Southwest - I was wearing them when I met Jimmy Fallon (it was a Nike event but I still rocked them). What I like: The color is hot. The weight and minimal materials are cool. They hold on gently, so my natural mid-foot strike can flow.  Unlike my Kinvara's, the nylon hasn't split and, unlike the Cadence, they never made my feet cramp. Detractors: As a mid-foot striker, I wouldn't mind if the heel was less built up. That would be a great way to drop weight without losing structure. Also, when I corner, the loose hold of the shoe means it slips a bit around the toe box, so I have less control.

According to my friend, the Faas 300 are really only good for road running. They need to be laced tightly because otherwise they slip if you pronate. If you're looking for a racing slipper, and not something that you can also trail or city walk in, these might be good for you.
Puma Faas 300

Thanks again to Puma for the chance to test.
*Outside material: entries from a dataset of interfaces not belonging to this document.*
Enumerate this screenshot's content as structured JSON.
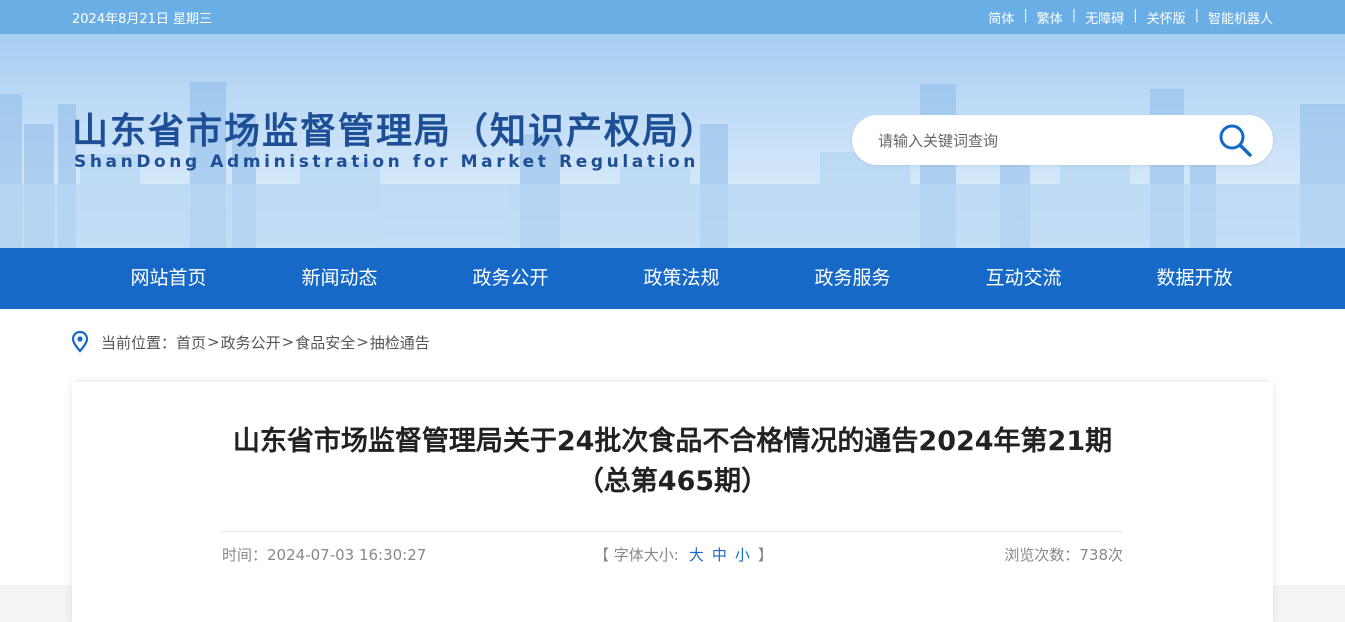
{
  "topbar": {
    "date": "2024年8月21日 星期三",
    "links": [
      "简体",
      "繁体",
      "无障碍",
      "关怀版",
      "智能机器人"
    ],
    "separator": "|"
  },
  "header": {
    "title_cn": "山东省市场监督管理局（知识产权局）",
    "title_en": "ShanDong Administration for Market Regulation",
    "search_placeholder": "请输入关键词查询",
    "search_icon": "search-icon",
    "text_color": "#1c4f95"
  },
  "nav": {
    "items": [
      "网站首页",
      "新闻动态",
      "政务公开",
      "政策法规",
      "政务服务",
      "互动交流",
      "数据开放"
    ],
    "background": "#1769c7"
  },
  "breadcrumb": {
    "icon": "location-pin-icon",
    "label": "当前位置：",
    "items": [
      "首页",
      "政务公开",
      "食品安全",
      "抽检通告"
    ],
    "arrow": ">"
  },
  "article": {
    "title": "山东省市场监督管理局关于24批次食品不合格情况的通告2024年第21期（总第465期）",
    "time_label": "时间：",
    "time": "2024-07-03 16:30:27",
    "font_size_open": "【 字体大小:",
    "font_size_options": [
      "大",
      "中",
      "小"
    ],
    "font_size_close": "】",
    "views_label": "浏览次数：",
    "views": "738次"
  },
  "colors": {
    "topbar": "#6aaee6",
    "accent": "#1769c7"
  }
}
Happy running!

Wednesday, May 1, 2013

What to Wear Running: Leg Sleeve

Issue: mild achilles burning up into calf on left side only
Attempted solutions:
  1. Not running - calf muscle/achilles still felt hot after 6 months so I returned to running
    CEP leg sleeve
  2. Changed stride - shifted from heel striker to landing on the outside mid-foot then rolling onto the ball. This helped all my other aches (knees, hips) and prevented achilles from getting really twingy but calf was still pesky
  3. New shoes - Saucony Kinvara helped me maintain my new stride. Calf still hot
  4. CEP leg sleeve - honestly, I can't tell if it's actually doing anything but I like it because it makes me think that everything is being held together and, therefore, won't fall apart. It also is a gentle reminder to keep my stride easy, paying casual attention to my delicate tendons.
Recommend? Not in general. If you've got an issue, why not, but if you're just on a gear buying spree, I'd skip the sleeve and buy better socks (Nike or Asics will love your feet like nothing else).